■ **Task inputs**
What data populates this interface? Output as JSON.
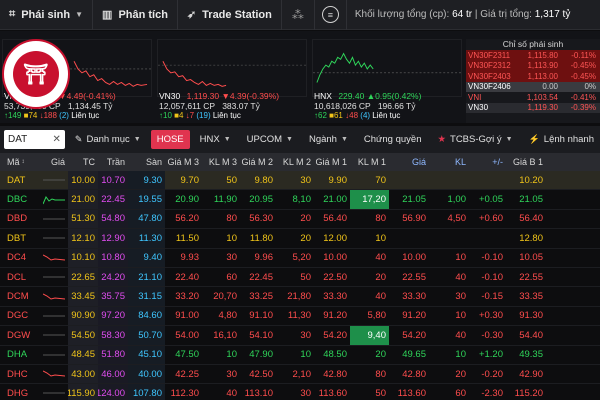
{
  "topbar": {
    "items": [
      {
        "label": "Phái sinh",
        "icon": "chart-icon",
        "caret": true
      },
      {
        "label": "Phân tích",
        "icon": "bar-chart-icon",
        "caret": false
      },
      {
        "label": "Trade Station",
        "icon": "rocket-icon",
        "caret": false
      }
    ],
    "volume_label": "Khối lượng tổng (cp):",
    "volume_value": "64 tr",
    "value_label": "Giá trị tổng:",
    "value_value": "1,317 tỷ"
  },
  "indices": [
    {
      "name": "VN",
      "val": "",
      "chg": "4.49(-0.41%)",
      "vol": "53,739,900 CP",
      "valv": "1,134.45 Tỷ",
      "up": "149",
      "ref": "74",
      "down": "188",
      "down2": "2",
      "status": "Liên tục",
      "color": "#ff4d4d"
    },
    {
      "name": "VN30",
      "val": "1,119.30",
      "chg": "4.39(-0.39%)",
      "vol": "12,057,611 CP",
      "valv": "383.07 Tỷ",
      "up": "10",
      "ref": "4",
      "down": "7",
      "down2": "19",
      "status": "Liên tục",
      "color": "#ff4d4d"
    },
    {
      "name": "HNX",
      "val": "229.40",
      "chg": "0.95(0.42%)",
      "vol": "10,618,026 CP",
      "valv": "196.66 Tỷ",
      "up": "62",
      "ref": "61",
      "down": "48",
      "down2": "4",
      "status": "Liên tục",
      "color": "#2fd55a"
    }
  ],
  "derivatives": {
    "title": "Chỉ số phái sinh",
    "rows": [
      {
        "name": "VN30F2311",
        "price": "1,115.80",
        "chg": "-0.11%"
      },
      {
        "name": "VN30F2312",
        "price": "1,113.90",
        "chg": "-0.45%"
      },
      {
        "name": "VN30F2403",
        "price": "1,113.00",
        "chg": "-0.45%"
      },
      {
        "name": "VN30F2406",
        "price": "0.00",
        "chg": "0%"
      },
      {
        "name": "VNI",
        "price": "1,103.54",
        "chg": "-0.41%"
      },
      {
        "name": "VN30",
        "price": "1,119.30",
        "chg": "-0.39%"
      }
    ]
  },
  "filter": {
    "search_value": "DAT",
    "items": [
      "Danh mục",
      "HOSE",
      "HNX",
      "UPCOM",
      "Ngành",
      "Chứng quyền",
      "TCBS-Gợi ý",
      "Lệnh nhanh"
    ]
  },
  "table": {
    "headers": [
      "Mã",
      "Giá",
      "TC",
      "Trần",
      "Sàn",
      "Giá M 3",
      "KL M 3",
      "Giá M 2",
      "KL M 2",
      "Giá M 1",
      "KL M 1",
      "Giá",
      "KL",
      "+/-",
      "Giá B 1"
    ],
    "rows": [
      {
        "code": "DAT",
        "tc": "10.00",
        "ceil": "10.70",
        "floor": "9.30",
        "b3": "9.70",
        "kb3": "50",
        "b2": "9.80",
        "kb2": "30",
        "b1": "9.90",
        "kb1": "70",
        "p": "",
        "kl": "",
        "chg": "",
        "s1": "10.20",
        "color": "#f0c419",
        "spark": "flat"
      },
      {
        "code": "DBC",
        "tc": "21.00",
        "ceil": "22.45",
        "floor": "19.55",
        "b3": "20.90",
        "kb3": "11,90",
        "b2": "20.95",
        "kb2": "8,10",
        "b1": "21.00",
        "kb1": "17,20",
        "p": "21.05",
        "kl": "1,00",
        "chg": "+0.05",
        "s1": "21.05",
        "color": "#2fd55a",
        "spark": "up"
      },
      {
        "code": "DBD",
        "tc": "51.30",
        "ceil": "54.80",
        "floor": "47.80",
        "b3": "56.20",
        "kb3": "80",
        "b2": "56.30",
        "kb2": "20",
        "b1": "56.40",
        "kb1": "80",
        "p": "56.90",
        "kl": "4,50",
        "chg": "+0.60",
        "s1": "56.40",
        "color": "#ff4d4d",
        "spark": "flat"
      },
      {
        "code": "DBT",
        "tc": "12.10",
        "ceil": "12.90",
        "floor": "11.30",
        "b3": "11.50",
        "kb3": "10",
        "b2": "11.80",
        "kb2": "20",
        "b1": "12.00",
        "kb1": "10",
        "p": "",
        "kl": "",
        "chg": "",
        "s1": "12.80",
        "color": "#f0c419",
        "spark": "flat"
      },
      {
        "code": "DC4",
        "tc": "10.10",
        "ceil": "10.80",
        "floor": "9.40",
        "b3": "9.93",
        "kb3": "30",
        "b2": "9.96",
        "kb2": "5,20",
        "b1": "10.00",
        "kb1": "40",
        "p": "10.00",
        "kl": "10",
        "chg": "-0.10",
        "s1": "10.05",
        "color": "#ff4d4d",
        "spark": "down"
      },
      {
        "code": "DCL",
        "tc": "22.65",
        "ceil": "24.20",
        "floor": "21.10",
        "b3": "22.40",
        "kb3": "60",
        "b2": "22.45",
        "kb2": "50",
        "b1": "22.50",
        "kb1": "20",
        "p": "22.55",
        "kl": "40",
        "chg": "-0.10",
        "s1": "22.55",
        "color": "#ff4d4d",
        "spark": "flat"
      },
      {
        "code": "DCM",
        "tc": "33.45",
        "ceil": "35.75",
        "floor": "31.15",
        "b3": "33.20",
        "kb3": "20,70",
        "b2": "33.25",
        "kb2": "21,80",
        "b1": "33.30",
        "kb1": "40",
        "p": "33.30",
        "kl": "30",
        "chg": "-0.15",
        "s1": "33.35",
        "color": "#ff4d4d",
        "spark": "down"
      },
      {
        "code": "DGC",
        "tc": "90.90",
        "ceil": "97.20",
        "floor": "84.60",
        "b3": "91.00",
        "kb3": "4,80",
        "b2": "91.10",
        "kb2": "11,30",
        "b1": "91.20",
        "kb1": "5,80",
        "p": "91.20",
        "kl": "10",
        "chg": "+0.30",
        "s1": "91.30",
        "color": "#ff4d4d",
        "spark": "flat"
      },
      {
        "code": "DGW",
        "tc": "54.50",
        "ceil": "58.30",
        "floor": "50.70",
        "b3": "54.00",
        "kb3": "16,10",
        "b2": "54.10",
        "kb2": "30",
        "b1": "54.20",
        "kb1": "9,40",
        "p": "54.20",
        "kl": "40",
        "chg": "-0.30",
        "s1": "54.40",
        "color": "#ff4d4d",
        "spark": "flat"
      },
      {
        "code": "DHA",
        "tc": "48.45",
        "ceil": "51.80",
        "floor": "45.10",
        "b3": "47.50",
        "kb3": "10",
        "b2": "47.90",
        "kb2": "10",
        "b1": "48.50",
        "kb1": "20",
        "p": "49.65",
        "kl": "10",
        "chg": "+1.20",
        "s1": "49.35",
        "color": "#2fd55a",
        "spark": "flat"
      },
      {
        "code": "DHC",
        "tc": "43.00",
        "ceil": "46.00",
        "floor": "40.00",
        "b3": "42.25",
        "kb3": "30",
        "b2": "42.50",
        "kb2": "2,10",
        "b1": "42.80",
        "kb1": "80",
        "p": "42.80",
        "kl": "20",
        "chg": "-0.20",
        "s1": "42.90",
        "color": "#ff4d4d",
        "spark": "down"
      },
      {
        "code": "DHG",
        "tc": "115.90",
        "ceil": "124.00",
        "floor": "107.80",
        "b3": "112.30",
        "kb3": "40",
        "b2": "113.10",
        "kb2": "30",
        "b1": "113.60",
        "kb1": "50",
        "p": "113.60",
        "kl": "60",
        "chg": "-2.30",
        "s1": "115.20",
        "color": "#ff4d4d",
        "spark": "flat"
      }
    ]
  },
  "colors": {
    "up": "#2fd55a",
    "down": "#ff4d4d",
    "ref": "#f0c419",
    "ceil": "#e04df0",
    "floor": "#3fc6ff",
    "accent": "#e0344f"
  }
}
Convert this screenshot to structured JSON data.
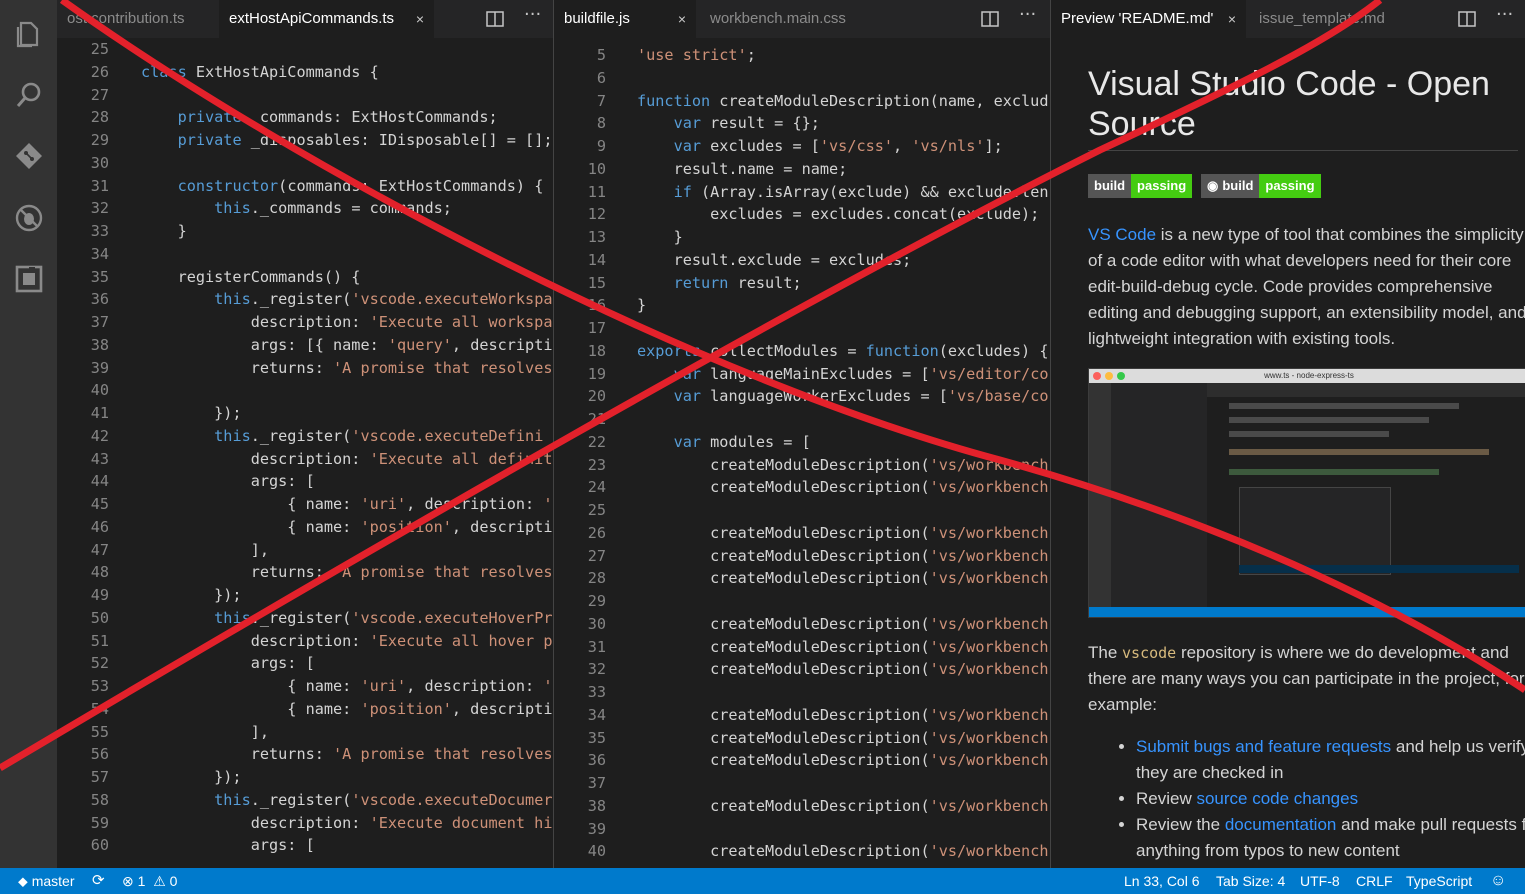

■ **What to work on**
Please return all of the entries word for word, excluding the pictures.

■ **Result for this exercise**
What data populates this interface? Output as JSON.
{
  "topbar": {
    "items": [
      {
        "label": "Phái sinh",
        "icon": "chart-icon",
        "caret": true
      },
      {
        "label": "Phân tích",
        "icon": "bar-chart-icon",
        "caret": false
      },
      {
        "label": "Trade Station",
        "icon": "rocket-icon",
        "caret": false
      }
    ],
    "volume_label": "Khối lượng tổng (cp):",
    "volume_value": "64 tr",
    "value_label": "Giá trị tổng:",
    "value_value": "1,317 tỷ"
  },
  "indices": [
    {
      "name": "VN",
      "val": "",
      "chg": "4.49(-0.41%)",
      "vol": "53,739,900 CP",
      "valv": "1,134.45 Tỷ",
      "up": "149",
      "ref": "74",
      "down": "188",
      "down2": "2",
      "status": "Liên tục",
      "color": "#ff4d4d"
    },
    {
      "name": "VN30",
      "val": "1,119.30",
      "chg": "4.39(-0.39%)",
      "vol": "12,057,611 CP",
      "valv": "383.07 Tỷ",
      "up": "10",
      "ref": "4",
      "down": "7",
      "down2": "19",
      "status": "Liên tục",
      "color": "#ff4d4d"
    },
    {
      "name": "HNX",
      "val": "229.40",
      "chg": "0.95(0.42%)",
      "vol": "10,618,026 CP",
      "valv": "196.66 Tỷ",
      "up": "62",
      "ref": "61",
      "down": "48",
      "down2": "4",
      "status": "Liên tục",
      "color": "#2fd55a"
    }
  ],
  "derivatives": {
    "title": "Chỉ số phái sinh",
    "rows": [
      {
        "name": "VN30F2311",
        "price": "1,115.80",
        "chg": "-0.11%"
      },
      {
        "name": "VN30F2312",
        "price": "1,113.90",
        "chg": "-0.45%"
      },
      {
        "name": "VN30F2403",
        "price": "1,113.00",
        "chg": "-0.45%"
      },
      {
        "name": "VN30F2406",
        "price": "0.00",
        "chg": "0%"
      },
      {
        "name": "VNI",
        "price": "1,103.54",
        "chg": "-0.41%"
      },
      {
        "name": "VN30",
        "price": "1,119.30",
        "chg": "-0.39%"
      }
    ]
  },
  "filter": {
    "search_value": "DAT",
    "items": [
      "Danh mục",
      "HOSE",
      "HNX",
      "UPCOM",
      "Ngành",
      "Chứng quyền",
      "TCBS-Gợi ý",
      "Lệnh nhanh"
    ]
  },
  "table": {
    "headers": [
      "Mã",
      "Giá",
      "TC",
      "Trần",
      "Sàn",
      "Giá M 3",
      "KL M 3",
      "Giá M 2",
      "KL M 2",
      "Giá M 1",
      "KL M 1",
      "Giá",
      "KL",
      "+/-",
      "Giá B 1"
    ],
    "rows": [
      {
        "code": "DAT",
        "tc": "10.00",
        "ceil": "10.70",
        "floor": "9.30",
        "b3": "9.70",
        "kb3": "50",
        "b2": "9.80",
        "kb2": "30",
        "b1": "9.90",
        "kb1": "70",
        "p": "",
        "kl": "",
        "chg": "",
        "s1": "10.20",
        "color": "#f0c419",
        "spark": "flat"
      },
      {
        "code": "DBC",
        "tc": "21.00",
        "ceil": "22.45",
        "floor": "19.55",
        "b3": "20.90",
        "kb3": "11,90",
        "b2": "20.95",
        "kb2": "8,10",
        "b1": "21.00",
        "kb1": "17,20",
        "p": "21.05",
        "kl": "1,00",
        "chg": "+0.05",
        "s1": "21.05",
        "color": "#2fd55a",
        "spark": "up"
      },
      {
        "code": "DBD",
        "tc": "51.30",
        "ceil": "54.80",
        "floor": "47.80",
        "b3": "56.20",
        "kb3": "80",
        "b2": "56.30",
        "kb2": "20",
        "b1": "56.40",
        "kb1": "80",
        "p": "56.90",
        "kl": "4,50",
        "chg": "+0.60",
        "s1": "56.40",
        "color": "#ff4d4d",
        "spark": "flat"
      },
      {
        "code": "DBT",
        "tc": "12.10",
        "ceil": "12.90",
        "floor": "11.30",
        "b3": "11.50",
        "kb3": "10",
        "b2": "11.80",
        "kb2": "20",
        "b1": "12.00",
        "kb1": "10",
        "p": "",
        "kl": "",
        "chg": "",
        "s1": "12.80",
        "color": "#f0c419",
        "spark": "flat"
      },
      {
        "code": "DC4",
        "tc": "10.10",
        "ceil": "10.80",
        "floor": "9.40",
        "b3": "9.93",
        "kb3": "30",
        "b2": "9.96",
        "kb2": "5,20",
        "b1": "10.00",
        "kb1": "40",
        "p": "10.00",
        "kl": "10",
        "chg": "-0.10",
        "s1": "10.05",
        "color": "#ff4d4d",
        "spark": "down"
      },
      {
        "code": "DCL",
        "tc": "22.65",
        "ceil": "24.20",
        "floor": "21.10",
        "b3": "22.40",
        "kb3": "60",
        "b2": "22.45",
        "kb2": "50",
        "b1": "22.50",
        "kb1": "20",
        "p": "22.55",
        "kl": "40",
        "chg": "-0.10",
        "s1": "22.55",
        "color": "#ff4d4d",
        "spark": "flat"
      },
      {
        "code": "DCM",
        "tc": "33.45",
        "ceil": "35.75",
        "floor": "31.15",
        "b3": "33.20",
        "kb3": "20,70",
        "b2": "33.25",
        "kb2": "21,80",
        "b1": "33.30",
        "kb1": "40",
        "p": "33.30",
        "kl": "30",
        "chg": "-0.15",
        "s1": "33.35",
        "color": "#ff4d4d",
        "spark": "down"
      },
      {
        "code": "DGC",
        "tc": "90.90",
        "ceil": "97.20",
        "floor": "84.60",
        "b3": "91.00",
        "kb3": "4,80",
        "b2": "91.10",
        "kb2": "11,30",
        "b1": "91.20",
        "kb1": "5,80",
        "p": "91.20",
        "kl": "10",
        "chg": "+0.30",
        "s1": "91.30",
        "color": "#ff4d4d",
        "spark": "flat"
      },
      {
        "code": "DGW",
        "tc": "54.50",
        "ceil": "58.30",
        "floor": "50.70",
        "b3": "54.00",
        "kb3": "16,10",
        "b2": "54.10",
        "kb2": "30",
        "b1": "54.20",
        "kb1": "9,40",
        "p": "54.20",
        "kl": "40",
        "chg": "-0.30",
        "s1": "54.40",
        "color": "#ff4d4d",
        "spark": "flat"
      },
      {
        "code": "DHA",
        "tc": "48.45",
        "ceil": "51.80",
        "floor": "45.10",
        "b3": "47.50",
        "kb3": "10",
        "b2": "47.90",
        "kb2": "10",
        "b1": "48.50",
        "kb1": "20",
        "p": "49.65",
        "kl": "10",
        "chg": "+1.20",
        "s1": "49.35",
        "color": "#2fd55a",
        "spark": "flat"
      },
      {
        "code": "DHC",
        "tc": "43.00",
        "ceil": "46.00",
        "floor": "40.00",
        "b3": "42.25",
        "kb3": "30",
        "b2": "42.50",
        "kb2": "2,10",
        "b1": "42.80",
        "kb1": "80",
        "p": "42.80",
        "kl": "20",
        "chg": "-0.20",
        "s1": "42.90",
        "color": "#ff4d4d",
        "spark": "down"
      },
      {
        "code": "DHG",
        "tc": "115.90",
        "ceil": "124.00",
        "floor": "107.80",
        "b3": "112.30",
        "kb3": "40",
        "b2": "113.10",
        "kb2": "30",
        "b1": "113.60",
        "kb1": "50",
        "p": "113.60",
        "kl": "60",
        "chg": "-2.30",
        "s1": "115.20",
        "color": "#ff4d4d",
        "spark": "flat"
      }
    ]
  },
  "colors": {
    "up": "#2fd55a",
    "down": "#ff4d4d",
    "ref": "#f0c419",
    "ceil": "#e04df0",
    "floor": "#3fc6ff",
    "accent": "#e0344f"
  }
}
Convert this screenshot to structured JSON data.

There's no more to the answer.